Challenging the bland brigade, Lynne Harrison is a creative Canadian colour alchemist, morphing multi-coloured mountainscapes into mountain wear. She is the wife of former Canadian ski racer and Olympian, Dave Irwin, who is putting the crazy into Canuck couture right now. 

Throughout the ski/ride industry, the prevailing palette of plain colours, two-tone if you're lucky, and a preponderance of blah and black means that Alchemy of Ride's multi-hued, outsized prints stand out like flamboyant flowers at a funeral.

Read The Full Article at Style Altitude

Could this be the future Olympic kit for the Canadian team?
excerpt from article by Louise Hudson, ski writer at One, Two, Ski! (Feb.1, 2018)

Dave Irwin's wife Lynne Harrison putting Crazy into Canuck Couture at Sunshine Village

When a creative colour alchemist turns her mountainscapes into fabric, the entire skiwear industry is disrupted.
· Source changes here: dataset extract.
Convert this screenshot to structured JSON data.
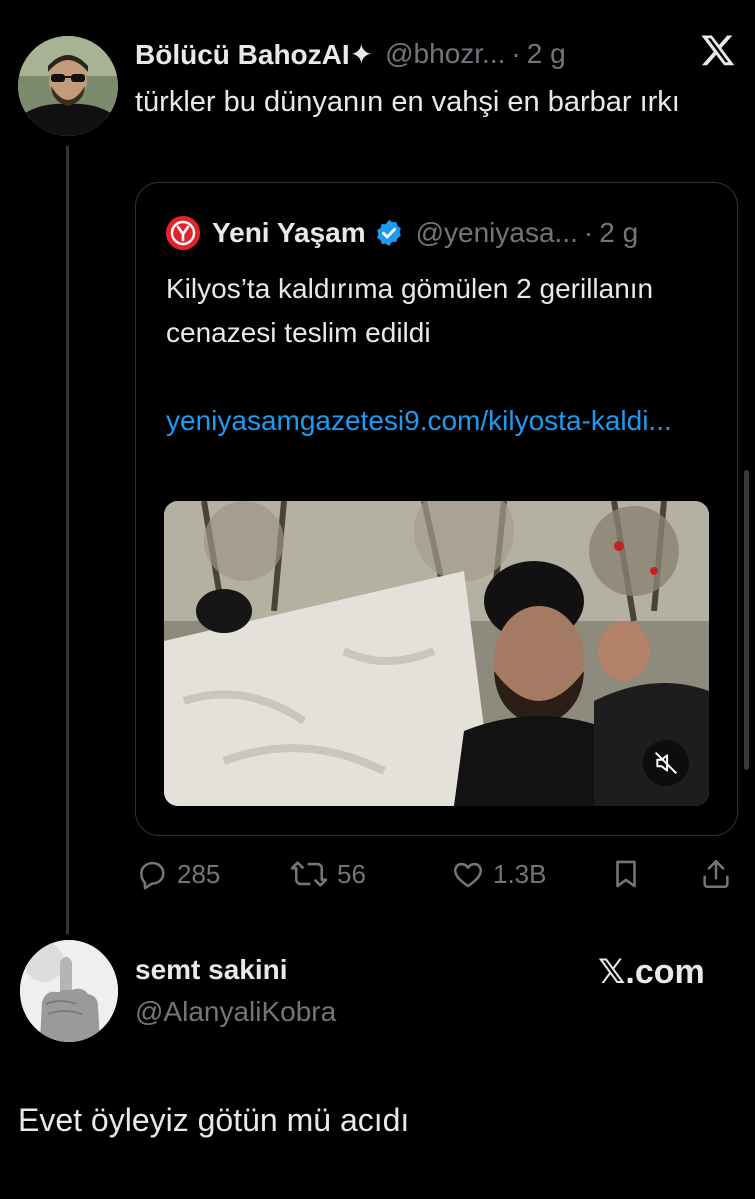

The prevailing palette of plain colours in today's brands - two-tone if you’re lucky and a preponderance of black, beige, plain red or navy - means that Lynne Harrison’s multi-hued, outsized prints stand out like flamboyant flowers at a funeral.

Wife of Crazy Canuck Olympian Dave Irwin, Harrison has been running an eclectic art studio and creative clothing shop in her home town of Canmore, Alberta since May 2015. Starting with paintings, prints and postcards, she morphed her mountain motif into printed bike, running and watersports clothing first and then, this season, moved into the Alchemy of Ride range of ski jackets, pants, vests, one-piece Nordic outfits, and wickable underlayers for men and women. “It is about sharing colour and fun and happiness,” says Harrison. “Alchemy is the ancient process of turning base metal into gold and The Ride is a metaphor for life.”

Read The Full Article at One, Two, Ski!